The settlement resolves the state's portion of the lawsuit. The company said that the U.S. Dept. of Justice had decided not to intervene in the federal portion of the suit, which can still be pursued by the whistleblowers.

Inside Higher Ed reported on the settlement on October 18, 2005.

Tuesday, October 11, 2005

Michigan House of Representatives passes Medicaid whistleblower act

The Michigan House of Representatives has passed H.H. 4577, the Medicaid Whistleblower Protection Statute, which would amend the state's Medicaid False Claims Act. The new provisions would allow whistleblowers who discover fraud against the health system to bring a civil suit against the violators. It would also provide legal protection to whistleblowers and a financial incentive for bringing the suit.

The state attorney general estimates that Michigan loses from $225 million to $800 million in Medicaid fraud annually.

Insurance Journal reported on the bill's passage on October 6, 2005.

Firms to pay nearly $25 million in Amtrak fraud

A joint venture of engineering and construction companies has agreed to pay the United States $24.75 million to settle allegations that the firms violated the False Claims Act. The government asserted that the companies knowingly submitted inflated claims on Amtrak's project to electrify the rail corridor between New Haven and Boston.

The companies involved include Balfour Beatty Construction, Massachusetts Electric Construction Company, J.F. White Contracting Company and several joint ventures formed by those companies. The inflated claims were paid with federal grant funds received by Amtrak.

The suit originated as a qui tam claim filed by a whistleblower who had been employed by Balfour Beatty. he will receive nearly $4 million as his relator's share.

U.S. Newswire reported on the settlement on October 11, 2005.

Thursday, October 06, 2005

Indiana enacts False Claims Act

Indiana Governor Mitch Daniels signed the False Claims and Whistleblower Protection Act, making Indiana the fifteenth state to allow private citizens to blow the whistle on fraud against the state.

The "qui tam" provisions also provide for a reward to the whistleblower. If the suit is successful, the whistleblower would receive between 15 and 25 percent of the recovery in cases where the state intervenes in the action and between 25 and 30 percent when the state has declined intervention.

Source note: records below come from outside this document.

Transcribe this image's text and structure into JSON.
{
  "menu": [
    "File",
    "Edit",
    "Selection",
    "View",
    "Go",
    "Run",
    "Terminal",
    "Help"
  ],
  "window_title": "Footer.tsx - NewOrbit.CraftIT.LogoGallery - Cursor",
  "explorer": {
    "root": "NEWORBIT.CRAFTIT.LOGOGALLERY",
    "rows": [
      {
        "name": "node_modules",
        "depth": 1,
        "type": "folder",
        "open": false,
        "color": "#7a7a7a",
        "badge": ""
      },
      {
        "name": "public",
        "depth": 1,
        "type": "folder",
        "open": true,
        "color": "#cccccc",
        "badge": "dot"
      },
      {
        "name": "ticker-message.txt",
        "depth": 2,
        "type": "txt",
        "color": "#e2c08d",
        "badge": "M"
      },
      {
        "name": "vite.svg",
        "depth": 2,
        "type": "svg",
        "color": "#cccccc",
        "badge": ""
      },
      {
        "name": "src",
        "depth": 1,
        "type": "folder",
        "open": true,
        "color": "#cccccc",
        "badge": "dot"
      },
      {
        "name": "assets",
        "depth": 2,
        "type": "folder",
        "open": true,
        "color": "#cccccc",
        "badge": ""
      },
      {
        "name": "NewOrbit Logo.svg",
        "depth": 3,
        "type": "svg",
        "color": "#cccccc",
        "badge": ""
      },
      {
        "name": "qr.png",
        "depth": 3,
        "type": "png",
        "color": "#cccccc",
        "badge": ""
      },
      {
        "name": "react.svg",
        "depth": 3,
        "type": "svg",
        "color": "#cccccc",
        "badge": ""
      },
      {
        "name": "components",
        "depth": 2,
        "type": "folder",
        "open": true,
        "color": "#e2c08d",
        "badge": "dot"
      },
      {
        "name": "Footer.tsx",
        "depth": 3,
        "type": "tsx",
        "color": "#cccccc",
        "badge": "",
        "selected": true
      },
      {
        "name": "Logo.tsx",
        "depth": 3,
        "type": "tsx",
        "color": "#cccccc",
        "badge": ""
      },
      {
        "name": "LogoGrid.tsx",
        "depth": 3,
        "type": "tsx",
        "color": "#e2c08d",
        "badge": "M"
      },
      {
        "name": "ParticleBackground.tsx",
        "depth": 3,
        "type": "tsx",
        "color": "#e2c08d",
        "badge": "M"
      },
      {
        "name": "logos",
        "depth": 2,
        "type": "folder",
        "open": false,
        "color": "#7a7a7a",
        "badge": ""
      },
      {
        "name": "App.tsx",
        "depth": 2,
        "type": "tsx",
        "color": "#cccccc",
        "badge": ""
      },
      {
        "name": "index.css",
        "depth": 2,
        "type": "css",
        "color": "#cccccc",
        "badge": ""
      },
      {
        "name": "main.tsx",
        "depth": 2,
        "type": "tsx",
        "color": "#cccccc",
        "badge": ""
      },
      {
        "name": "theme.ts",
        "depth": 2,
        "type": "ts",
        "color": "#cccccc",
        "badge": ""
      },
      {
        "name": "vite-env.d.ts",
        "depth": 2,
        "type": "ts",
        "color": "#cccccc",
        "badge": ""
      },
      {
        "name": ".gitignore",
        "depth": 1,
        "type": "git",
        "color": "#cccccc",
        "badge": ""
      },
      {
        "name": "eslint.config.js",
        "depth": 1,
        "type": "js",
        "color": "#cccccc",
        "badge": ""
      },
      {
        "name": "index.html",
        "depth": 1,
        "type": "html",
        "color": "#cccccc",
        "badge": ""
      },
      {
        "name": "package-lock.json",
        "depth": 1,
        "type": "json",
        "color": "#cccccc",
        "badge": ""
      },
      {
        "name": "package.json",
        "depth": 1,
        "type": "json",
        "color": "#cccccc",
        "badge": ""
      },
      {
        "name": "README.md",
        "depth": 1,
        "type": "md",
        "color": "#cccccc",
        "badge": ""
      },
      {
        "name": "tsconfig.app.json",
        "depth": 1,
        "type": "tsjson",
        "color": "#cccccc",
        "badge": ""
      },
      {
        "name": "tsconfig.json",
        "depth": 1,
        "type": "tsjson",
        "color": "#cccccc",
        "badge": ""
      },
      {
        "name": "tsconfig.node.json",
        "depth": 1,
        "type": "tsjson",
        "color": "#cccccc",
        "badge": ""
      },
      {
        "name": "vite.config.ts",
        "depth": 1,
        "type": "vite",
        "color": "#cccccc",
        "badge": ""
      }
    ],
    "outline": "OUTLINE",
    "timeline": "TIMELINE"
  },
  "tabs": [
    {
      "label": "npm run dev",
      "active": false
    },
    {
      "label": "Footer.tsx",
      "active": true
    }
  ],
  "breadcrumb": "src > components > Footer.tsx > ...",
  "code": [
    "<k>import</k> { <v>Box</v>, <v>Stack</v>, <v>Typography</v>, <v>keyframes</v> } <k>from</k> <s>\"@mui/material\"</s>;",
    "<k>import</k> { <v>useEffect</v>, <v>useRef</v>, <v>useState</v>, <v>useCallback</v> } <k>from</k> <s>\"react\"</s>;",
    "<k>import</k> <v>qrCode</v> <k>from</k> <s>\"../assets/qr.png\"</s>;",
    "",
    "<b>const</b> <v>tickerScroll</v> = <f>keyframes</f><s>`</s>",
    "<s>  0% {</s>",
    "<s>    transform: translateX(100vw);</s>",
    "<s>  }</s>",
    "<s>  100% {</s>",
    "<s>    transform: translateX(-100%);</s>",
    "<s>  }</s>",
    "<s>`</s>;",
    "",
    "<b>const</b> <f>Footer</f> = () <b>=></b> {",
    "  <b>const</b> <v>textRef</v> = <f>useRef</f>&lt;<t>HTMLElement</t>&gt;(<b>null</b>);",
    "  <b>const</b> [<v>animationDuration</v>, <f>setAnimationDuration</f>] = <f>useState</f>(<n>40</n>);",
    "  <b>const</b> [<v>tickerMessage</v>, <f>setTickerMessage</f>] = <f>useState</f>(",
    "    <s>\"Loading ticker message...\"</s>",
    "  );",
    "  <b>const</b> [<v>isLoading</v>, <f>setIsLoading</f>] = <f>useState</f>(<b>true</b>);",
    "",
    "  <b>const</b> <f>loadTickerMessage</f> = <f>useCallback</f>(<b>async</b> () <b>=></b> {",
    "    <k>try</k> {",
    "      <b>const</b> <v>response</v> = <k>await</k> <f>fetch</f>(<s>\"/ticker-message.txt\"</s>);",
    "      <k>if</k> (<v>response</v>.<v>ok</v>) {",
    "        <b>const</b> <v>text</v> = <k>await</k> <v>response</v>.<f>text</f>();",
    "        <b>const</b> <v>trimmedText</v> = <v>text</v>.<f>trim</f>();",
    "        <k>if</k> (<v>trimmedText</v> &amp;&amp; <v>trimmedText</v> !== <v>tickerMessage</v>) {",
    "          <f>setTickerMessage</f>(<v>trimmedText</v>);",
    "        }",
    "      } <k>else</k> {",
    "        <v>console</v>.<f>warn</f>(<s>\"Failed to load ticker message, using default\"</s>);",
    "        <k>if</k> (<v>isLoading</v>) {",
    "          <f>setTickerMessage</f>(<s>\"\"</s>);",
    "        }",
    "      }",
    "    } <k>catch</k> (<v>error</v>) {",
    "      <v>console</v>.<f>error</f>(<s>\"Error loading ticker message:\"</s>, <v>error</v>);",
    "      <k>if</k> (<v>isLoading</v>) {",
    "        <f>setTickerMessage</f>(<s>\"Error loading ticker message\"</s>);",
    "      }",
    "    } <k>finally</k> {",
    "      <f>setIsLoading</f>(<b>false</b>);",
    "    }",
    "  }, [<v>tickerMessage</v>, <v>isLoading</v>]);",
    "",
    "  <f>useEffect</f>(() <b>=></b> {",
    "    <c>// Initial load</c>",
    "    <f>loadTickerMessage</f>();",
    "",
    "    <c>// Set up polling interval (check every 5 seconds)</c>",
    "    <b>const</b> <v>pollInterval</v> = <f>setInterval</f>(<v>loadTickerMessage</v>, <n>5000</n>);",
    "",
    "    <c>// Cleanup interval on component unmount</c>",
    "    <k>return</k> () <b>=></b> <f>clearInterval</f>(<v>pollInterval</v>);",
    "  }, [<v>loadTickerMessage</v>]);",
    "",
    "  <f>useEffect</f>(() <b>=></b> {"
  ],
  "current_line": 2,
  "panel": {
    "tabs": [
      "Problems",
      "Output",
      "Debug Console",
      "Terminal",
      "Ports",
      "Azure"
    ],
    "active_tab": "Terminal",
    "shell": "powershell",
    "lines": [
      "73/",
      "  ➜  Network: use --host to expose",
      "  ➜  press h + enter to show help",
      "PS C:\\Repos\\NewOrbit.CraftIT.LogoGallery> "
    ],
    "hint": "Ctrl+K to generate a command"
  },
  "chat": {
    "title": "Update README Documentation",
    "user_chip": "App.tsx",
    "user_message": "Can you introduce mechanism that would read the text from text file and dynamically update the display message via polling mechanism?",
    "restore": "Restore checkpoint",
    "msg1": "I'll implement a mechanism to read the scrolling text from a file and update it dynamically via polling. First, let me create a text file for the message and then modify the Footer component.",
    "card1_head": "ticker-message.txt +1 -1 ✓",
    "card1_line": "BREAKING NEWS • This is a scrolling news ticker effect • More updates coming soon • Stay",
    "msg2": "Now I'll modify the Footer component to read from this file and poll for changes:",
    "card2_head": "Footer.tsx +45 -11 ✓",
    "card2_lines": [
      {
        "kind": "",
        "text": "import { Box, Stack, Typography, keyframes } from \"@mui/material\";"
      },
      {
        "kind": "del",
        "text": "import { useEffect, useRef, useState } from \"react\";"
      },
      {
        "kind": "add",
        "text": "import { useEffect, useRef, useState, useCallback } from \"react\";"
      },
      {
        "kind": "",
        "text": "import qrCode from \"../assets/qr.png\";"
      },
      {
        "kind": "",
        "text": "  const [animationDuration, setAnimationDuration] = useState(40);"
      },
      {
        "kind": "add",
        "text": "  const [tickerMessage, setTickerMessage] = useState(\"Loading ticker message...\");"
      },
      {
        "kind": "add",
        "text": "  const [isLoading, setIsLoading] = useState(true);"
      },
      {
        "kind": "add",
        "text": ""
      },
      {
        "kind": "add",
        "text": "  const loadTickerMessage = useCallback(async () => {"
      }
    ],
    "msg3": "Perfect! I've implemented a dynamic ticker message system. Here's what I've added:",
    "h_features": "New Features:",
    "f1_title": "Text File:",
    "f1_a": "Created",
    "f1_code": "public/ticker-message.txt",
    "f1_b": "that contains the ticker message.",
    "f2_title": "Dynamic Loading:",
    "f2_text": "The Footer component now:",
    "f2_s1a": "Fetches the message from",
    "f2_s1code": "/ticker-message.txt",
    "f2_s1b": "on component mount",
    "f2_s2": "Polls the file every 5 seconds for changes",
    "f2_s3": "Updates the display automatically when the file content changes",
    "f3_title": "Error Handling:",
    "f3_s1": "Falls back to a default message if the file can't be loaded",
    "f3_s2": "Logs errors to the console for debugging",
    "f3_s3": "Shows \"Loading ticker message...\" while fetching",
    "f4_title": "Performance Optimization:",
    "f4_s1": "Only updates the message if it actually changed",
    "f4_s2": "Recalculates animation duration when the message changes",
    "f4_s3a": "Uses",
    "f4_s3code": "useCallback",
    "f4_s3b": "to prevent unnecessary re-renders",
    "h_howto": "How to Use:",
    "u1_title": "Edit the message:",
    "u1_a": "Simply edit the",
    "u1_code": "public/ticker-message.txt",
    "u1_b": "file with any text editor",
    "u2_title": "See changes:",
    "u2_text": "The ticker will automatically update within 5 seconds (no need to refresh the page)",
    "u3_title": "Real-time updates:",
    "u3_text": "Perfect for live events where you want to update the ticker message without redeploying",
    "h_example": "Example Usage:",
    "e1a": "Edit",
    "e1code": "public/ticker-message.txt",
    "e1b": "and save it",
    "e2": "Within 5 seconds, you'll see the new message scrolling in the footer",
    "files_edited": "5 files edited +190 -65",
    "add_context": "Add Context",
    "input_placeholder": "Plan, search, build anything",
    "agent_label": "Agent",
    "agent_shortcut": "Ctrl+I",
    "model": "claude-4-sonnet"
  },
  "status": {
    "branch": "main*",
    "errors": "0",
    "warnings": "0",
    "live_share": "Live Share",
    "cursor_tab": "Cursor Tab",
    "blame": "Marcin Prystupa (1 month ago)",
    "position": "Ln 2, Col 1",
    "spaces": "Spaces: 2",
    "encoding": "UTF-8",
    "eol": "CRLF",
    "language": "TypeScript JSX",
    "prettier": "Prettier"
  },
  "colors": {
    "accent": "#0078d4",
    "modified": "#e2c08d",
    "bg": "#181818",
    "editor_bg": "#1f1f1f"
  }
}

The act was part of Public Law 222-2005. The False Claims Act provisions became effective on July 1, 2005.

The text of the new law can be found at the website of Phillips & Cohen.

Saturday, October 01, 2005

Security firm overbilled Miami-Dade County, suit says

A qui tam suit filed by a former Wackenhut employee accuses the firm of billing Miami-Dade County for "phantom" security work that was never performed.

The suit accuses Wackenhut of overcharging the county under contracts to provide security guards for the county's Juvenile Assessment Center and the Miami-Dade Transit Department, costing the city up to $4.5 million a year.

The Miami Herald reported on the suit on September 28, 2005.